An experienced social auditor in many countries, Muriel Johnson leads regular training sessions run by ETI. With buyers better able to influence responsible buying practices, I talked to her about recent trends and the part now played by buyers in ethical trade.
What’s been the dominant trend in ethical trade over the last couple of years?
Simply that companies having a robust ethical trade programme has become ‘business as normal’. Consumers expect increasingly high standards of ethical practice from brands and retailers and feel let down when companies don’t deliver – just look at the criticism Philip Green has faced lately. Ethical trade is getting far better integrated into core business practice as a result. Business now accepts that to operate responsibly, ethical trade teams can’t be an island – you need the other functions around them to be on board and contribute too.
Meanwhile the Modern Slavery Act has helped bring labour rights into renewed focus. Now that companies are required to report publicly on what they’re doing to prevent modern slavery in their supply chains, they’re responding to this new scrutiny. They realise there are no short cuts to getting robust due diligence in place. If their Modern Slavery Statement looks thin, their whole approach to ethical trade comes over as wanting.
How’s the relationship between suppliers and retailers?
We’ve seen a big shift in the space that suppliers occupy. There’s now much more visibility of supply chains, so that ethical trade has become less of a process ‘done to’ suppliers, and more something ‘done with’ them in partnership. With suppliers becoming more identifiable, they’re gaining more of a voice and they’re increasingly using it. Where suppliers once hid issues, those with longer term relations with their customers feel increasingly able to open up. They now challenge their customers on the part their practices can play in preventing improvement to working conditions and are much more likely to be proactive and ask for support in making changes.
Sure, the balance of power still remains in the hands of merchants – of course they’re under pressure if sales don’t perform – but they know that squeezing too hard on suppliers won’t make their order book sustainable either. The more progressive retailers want partnerships that work well for both sides and enable innovation. There’s still a long way to go, but we’re certainly seeing more examples where suppliers and customers are working effectively in partnership and it’s a welcome change.
And how is the buyer role evolving?
Technology, public interest and the media have all made us more connected to sourcing operations – to the people producing the goods in our supply chains. And where once that human connection was shunted aside, now it’s embraced more readily by companies as a force for positive change. At the same time, brands have stopped demanding ethical sourcing from buyers, while only rewarding them on price secured. Instead, ethical performance now has a firm place on buyers’ balanced scorecards, alongside service level, quality, speed to market and other indicators. And companies are now looking at the whole value chain to see where efficiencies could lie, rather than remaining overly-focused on the supplier.
All this adds up to buyers playing a more positive role within ethical trade than they once enjoyed. What we see from those that come on our buyers’ workshop is that they are very receptive to gaining more knowledge and insight about the realities of the supply chains they operate within. It’s both a chance for them to discuss the barriers they face and also to nudge ethical trade along in their business. It’s always a great satisfaction to see buyers recognise that what they do day-to-day can have real influence on the purchasing practices within their company and ultimately effect workers’ lives in sourcing countries.

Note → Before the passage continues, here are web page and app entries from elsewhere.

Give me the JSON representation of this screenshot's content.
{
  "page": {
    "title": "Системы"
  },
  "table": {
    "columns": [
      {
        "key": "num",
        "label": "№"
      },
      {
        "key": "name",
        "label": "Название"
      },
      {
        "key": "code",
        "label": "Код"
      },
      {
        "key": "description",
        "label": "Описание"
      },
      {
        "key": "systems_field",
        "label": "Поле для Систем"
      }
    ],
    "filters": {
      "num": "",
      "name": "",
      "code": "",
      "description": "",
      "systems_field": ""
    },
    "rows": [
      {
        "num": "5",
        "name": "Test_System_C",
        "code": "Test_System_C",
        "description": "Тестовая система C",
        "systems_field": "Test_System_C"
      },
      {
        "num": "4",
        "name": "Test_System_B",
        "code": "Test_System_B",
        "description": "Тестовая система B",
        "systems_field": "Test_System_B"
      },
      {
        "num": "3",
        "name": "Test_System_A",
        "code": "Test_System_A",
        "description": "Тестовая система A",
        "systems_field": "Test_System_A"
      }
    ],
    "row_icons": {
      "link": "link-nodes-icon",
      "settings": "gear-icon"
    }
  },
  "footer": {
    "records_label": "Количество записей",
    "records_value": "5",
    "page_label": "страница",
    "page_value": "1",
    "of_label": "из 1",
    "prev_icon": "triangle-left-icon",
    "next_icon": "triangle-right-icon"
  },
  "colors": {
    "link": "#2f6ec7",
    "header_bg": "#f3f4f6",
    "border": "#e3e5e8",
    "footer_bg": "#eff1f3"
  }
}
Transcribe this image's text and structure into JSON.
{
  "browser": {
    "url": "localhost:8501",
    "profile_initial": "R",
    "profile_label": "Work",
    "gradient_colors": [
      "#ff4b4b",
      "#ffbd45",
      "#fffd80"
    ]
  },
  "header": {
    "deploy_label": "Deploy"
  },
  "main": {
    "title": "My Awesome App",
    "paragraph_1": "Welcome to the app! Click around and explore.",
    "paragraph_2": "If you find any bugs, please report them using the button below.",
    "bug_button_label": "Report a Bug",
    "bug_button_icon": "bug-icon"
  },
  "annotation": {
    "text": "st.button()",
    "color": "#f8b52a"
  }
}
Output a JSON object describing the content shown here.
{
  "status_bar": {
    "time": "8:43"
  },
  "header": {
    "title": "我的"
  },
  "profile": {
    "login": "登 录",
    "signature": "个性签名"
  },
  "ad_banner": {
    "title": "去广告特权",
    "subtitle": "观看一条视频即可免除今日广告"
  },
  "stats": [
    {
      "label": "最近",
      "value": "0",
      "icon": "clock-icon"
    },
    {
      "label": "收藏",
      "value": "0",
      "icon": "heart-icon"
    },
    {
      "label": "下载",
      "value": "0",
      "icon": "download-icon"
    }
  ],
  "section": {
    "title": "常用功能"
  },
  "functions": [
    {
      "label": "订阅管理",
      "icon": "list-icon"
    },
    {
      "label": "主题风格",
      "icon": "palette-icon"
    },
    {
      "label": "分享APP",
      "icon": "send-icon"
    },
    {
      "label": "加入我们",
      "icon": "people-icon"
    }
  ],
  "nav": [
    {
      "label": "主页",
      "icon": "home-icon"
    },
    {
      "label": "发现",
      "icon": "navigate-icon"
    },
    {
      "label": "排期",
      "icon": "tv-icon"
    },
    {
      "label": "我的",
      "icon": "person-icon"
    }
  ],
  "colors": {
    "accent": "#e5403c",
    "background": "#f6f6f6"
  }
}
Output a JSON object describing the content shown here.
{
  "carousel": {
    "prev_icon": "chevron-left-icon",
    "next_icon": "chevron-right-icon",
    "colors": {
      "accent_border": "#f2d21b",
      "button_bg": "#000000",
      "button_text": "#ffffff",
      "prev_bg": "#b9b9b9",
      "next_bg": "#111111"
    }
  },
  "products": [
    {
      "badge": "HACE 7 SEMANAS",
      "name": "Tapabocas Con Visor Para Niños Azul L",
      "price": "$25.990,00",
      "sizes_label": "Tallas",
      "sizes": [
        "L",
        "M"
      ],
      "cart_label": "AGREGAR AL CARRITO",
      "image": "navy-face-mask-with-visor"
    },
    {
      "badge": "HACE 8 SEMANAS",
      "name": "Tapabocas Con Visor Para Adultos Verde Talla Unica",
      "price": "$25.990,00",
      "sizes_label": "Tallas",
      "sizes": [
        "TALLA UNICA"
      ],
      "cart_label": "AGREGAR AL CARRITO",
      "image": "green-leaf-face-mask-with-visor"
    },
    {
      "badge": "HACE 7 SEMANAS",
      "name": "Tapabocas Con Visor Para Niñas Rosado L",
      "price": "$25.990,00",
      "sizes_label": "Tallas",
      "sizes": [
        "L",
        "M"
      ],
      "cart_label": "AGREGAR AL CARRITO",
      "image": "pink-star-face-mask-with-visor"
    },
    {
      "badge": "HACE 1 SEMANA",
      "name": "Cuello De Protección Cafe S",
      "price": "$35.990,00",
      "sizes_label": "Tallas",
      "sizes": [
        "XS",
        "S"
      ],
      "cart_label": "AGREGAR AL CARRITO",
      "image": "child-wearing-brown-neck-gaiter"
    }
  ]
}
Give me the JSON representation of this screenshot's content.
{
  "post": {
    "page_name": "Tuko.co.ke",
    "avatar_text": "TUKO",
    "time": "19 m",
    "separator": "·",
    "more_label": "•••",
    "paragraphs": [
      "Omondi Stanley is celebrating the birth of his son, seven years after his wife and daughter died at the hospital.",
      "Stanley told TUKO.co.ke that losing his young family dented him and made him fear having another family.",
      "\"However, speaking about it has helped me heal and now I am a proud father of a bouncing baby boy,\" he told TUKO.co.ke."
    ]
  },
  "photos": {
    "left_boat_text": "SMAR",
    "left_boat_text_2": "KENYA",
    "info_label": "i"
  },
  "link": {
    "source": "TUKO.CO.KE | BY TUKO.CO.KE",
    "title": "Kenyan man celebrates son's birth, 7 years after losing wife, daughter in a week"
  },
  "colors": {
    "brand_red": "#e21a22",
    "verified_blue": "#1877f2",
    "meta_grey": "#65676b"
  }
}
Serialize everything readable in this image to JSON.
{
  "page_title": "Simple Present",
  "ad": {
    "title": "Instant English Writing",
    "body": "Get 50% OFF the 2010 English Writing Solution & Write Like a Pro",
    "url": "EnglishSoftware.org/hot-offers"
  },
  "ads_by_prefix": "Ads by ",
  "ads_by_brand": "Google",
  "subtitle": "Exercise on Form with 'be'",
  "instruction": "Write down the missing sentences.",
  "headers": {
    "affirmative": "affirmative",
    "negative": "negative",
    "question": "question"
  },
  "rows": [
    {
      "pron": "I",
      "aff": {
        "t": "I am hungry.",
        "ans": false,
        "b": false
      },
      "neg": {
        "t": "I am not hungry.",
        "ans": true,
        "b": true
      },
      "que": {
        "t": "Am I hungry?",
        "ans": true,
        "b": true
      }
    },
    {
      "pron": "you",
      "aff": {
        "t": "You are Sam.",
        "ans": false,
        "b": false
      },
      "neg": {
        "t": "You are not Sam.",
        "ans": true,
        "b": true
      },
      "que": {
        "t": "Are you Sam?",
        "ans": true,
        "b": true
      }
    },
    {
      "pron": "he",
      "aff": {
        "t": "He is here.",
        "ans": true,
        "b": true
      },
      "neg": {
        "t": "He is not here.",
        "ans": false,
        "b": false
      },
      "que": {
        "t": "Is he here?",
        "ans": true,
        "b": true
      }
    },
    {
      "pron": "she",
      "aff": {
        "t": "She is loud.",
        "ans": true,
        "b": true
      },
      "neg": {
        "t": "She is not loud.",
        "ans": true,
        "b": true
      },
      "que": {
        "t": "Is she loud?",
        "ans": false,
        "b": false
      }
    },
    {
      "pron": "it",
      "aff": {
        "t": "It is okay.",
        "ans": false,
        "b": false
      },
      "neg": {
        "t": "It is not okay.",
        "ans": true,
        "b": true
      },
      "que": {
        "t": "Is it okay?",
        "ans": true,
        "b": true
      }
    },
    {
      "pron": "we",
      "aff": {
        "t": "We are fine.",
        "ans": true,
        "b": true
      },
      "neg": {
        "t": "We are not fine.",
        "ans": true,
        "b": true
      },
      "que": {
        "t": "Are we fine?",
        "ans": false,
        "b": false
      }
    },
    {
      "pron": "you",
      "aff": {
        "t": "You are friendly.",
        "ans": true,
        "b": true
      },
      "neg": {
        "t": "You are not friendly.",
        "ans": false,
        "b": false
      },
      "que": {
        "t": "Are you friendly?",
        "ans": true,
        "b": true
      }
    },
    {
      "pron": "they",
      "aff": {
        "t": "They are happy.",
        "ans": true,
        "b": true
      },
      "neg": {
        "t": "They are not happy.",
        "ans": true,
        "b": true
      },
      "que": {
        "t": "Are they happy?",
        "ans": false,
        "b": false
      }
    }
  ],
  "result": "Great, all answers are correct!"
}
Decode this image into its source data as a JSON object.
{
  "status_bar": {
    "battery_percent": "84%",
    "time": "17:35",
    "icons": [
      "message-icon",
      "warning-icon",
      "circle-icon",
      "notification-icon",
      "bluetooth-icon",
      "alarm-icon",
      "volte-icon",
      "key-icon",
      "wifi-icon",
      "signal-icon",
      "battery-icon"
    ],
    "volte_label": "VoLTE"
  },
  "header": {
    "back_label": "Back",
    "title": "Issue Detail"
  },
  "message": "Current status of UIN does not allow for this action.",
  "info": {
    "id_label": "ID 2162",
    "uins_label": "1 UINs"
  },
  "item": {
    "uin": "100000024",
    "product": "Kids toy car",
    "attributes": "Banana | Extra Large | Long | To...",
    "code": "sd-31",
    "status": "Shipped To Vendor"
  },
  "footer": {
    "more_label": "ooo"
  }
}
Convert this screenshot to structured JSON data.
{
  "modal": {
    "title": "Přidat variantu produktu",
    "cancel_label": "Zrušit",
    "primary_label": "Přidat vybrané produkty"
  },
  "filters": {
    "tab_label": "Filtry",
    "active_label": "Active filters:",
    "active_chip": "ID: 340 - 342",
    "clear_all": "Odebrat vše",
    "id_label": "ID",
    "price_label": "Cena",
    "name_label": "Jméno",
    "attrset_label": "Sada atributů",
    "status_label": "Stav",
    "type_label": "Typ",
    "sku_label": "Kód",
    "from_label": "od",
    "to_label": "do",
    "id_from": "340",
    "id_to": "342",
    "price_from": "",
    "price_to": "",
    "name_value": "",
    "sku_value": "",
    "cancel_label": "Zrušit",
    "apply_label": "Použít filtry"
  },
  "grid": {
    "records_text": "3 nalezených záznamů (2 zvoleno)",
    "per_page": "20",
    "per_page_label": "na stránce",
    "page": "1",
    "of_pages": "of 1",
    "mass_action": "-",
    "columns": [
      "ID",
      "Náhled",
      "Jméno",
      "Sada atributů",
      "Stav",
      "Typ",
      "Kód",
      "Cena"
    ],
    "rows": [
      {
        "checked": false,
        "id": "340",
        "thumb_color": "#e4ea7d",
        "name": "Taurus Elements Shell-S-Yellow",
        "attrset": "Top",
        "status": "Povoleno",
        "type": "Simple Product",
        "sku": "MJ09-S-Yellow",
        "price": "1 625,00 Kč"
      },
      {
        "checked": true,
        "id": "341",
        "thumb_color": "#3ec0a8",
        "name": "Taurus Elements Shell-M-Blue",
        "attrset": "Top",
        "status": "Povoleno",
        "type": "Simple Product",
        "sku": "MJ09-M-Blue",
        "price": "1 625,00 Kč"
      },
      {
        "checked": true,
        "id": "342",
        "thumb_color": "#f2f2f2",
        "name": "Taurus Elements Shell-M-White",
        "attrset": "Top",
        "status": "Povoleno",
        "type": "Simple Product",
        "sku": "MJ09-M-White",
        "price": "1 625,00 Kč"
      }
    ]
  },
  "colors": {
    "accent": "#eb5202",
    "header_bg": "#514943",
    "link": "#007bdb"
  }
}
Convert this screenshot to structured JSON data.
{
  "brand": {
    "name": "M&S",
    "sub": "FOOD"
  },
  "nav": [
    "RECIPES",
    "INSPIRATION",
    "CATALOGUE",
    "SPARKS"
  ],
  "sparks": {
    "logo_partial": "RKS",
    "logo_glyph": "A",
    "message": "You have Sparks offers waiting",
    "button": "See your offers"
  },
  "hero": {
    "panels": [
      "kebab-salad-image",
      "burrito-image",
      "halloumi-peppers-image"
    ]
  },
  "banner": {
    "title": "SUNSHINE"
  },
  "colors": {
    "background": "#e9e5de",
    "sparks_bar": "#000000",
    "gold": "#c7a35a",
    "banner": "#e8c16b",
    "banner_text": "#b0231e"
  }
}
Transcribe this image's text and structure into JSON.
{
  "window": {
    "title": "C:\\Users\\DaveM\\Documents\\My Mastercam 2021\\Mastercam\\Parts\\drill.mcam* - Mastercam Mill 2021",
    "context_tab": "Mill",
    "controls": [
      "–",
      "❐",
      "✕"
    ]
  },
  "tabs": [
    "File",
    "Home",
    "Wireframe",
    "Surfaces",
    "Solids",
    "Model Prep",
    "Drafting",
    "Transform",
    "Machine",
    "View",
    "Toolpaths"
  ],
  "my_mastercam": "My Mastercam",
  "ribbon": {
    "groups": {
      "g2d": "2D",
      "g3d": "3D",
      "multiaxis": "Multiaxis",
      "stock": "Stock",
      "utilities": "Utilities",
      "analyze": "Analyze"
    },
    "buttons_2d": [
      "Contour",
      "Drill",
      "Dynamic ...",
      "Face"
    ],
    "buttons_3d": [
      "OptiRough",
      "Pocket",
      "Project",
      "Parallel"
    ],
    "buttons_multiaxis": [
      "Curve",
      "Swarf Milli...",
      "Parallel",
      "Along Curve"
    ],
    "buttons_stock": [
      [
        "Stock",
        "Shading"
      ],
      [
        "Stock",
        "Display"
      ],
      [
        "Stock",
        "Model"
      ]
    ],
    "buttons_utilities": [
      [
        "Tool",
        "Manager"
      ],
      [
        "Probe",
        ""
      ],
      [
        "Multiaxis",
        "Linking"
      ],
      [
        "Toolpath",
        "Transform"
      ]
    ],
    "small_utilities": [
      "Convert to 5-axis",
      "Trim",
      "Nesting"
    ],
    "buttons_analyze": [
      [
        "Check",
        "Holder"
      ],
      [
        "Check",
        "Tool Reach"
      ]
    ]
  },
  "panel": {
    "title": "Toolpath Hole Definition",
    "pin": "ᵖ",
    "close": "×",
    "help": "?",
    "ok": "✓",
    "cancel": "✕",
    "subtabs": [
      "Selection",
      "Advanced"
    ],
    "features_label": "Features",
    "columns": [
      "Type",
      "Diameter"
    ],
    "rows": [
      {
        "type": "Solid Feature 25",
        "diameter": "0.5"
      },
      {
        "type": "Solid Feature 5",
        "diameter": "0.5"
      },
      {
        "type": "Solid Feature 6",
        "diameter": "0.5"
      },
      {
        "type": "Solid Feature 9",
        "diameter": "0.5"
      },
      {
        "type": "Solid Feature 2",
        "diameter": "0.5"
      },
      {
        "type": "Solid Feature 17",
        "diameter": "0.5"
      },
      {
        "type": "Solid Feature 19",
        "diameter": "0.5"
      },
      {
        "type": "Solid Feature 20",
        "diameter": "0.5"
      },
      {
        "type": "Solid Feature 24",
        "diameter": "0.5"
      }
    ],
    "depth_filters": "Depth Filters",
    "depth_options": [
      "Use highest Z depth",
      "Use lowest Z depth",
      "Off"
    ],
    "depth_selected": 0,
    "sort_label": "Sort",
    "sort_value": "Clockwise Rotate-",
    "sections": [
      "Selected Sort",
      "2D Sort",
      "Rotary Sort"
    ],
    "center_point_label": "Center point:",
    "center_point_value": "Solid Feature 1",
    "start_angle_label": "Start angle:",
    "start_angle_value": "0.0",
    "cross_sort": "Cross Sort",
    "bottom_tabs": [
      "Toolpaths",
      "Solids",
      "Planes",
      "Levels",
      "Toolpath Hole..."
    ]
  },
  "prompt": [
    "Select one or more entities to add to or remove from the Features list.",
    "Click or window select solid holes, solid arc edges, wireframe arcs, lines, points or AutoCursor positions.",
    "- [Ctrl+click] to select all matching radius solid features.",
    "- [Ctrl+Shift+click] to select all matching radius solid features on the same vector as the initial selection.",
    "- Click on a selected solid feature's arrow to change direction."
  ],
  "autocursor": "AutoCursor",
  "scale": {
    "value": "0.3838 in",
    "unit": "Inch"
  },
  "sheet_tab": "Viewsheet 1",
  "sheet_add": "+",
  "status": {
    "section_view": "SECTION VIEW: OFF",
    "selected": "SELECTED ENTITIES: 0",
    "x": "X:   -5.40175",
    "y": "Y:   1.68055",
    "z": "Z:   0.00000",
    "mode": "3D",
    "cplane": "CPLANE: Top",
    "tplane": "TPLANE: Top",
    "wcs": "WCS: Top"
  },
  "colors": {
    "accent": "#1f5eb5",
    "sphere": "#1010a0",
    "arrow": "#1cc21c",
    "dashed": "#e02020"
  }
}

Attend the next workshop: 'Buying ethically: a workshop for buyers’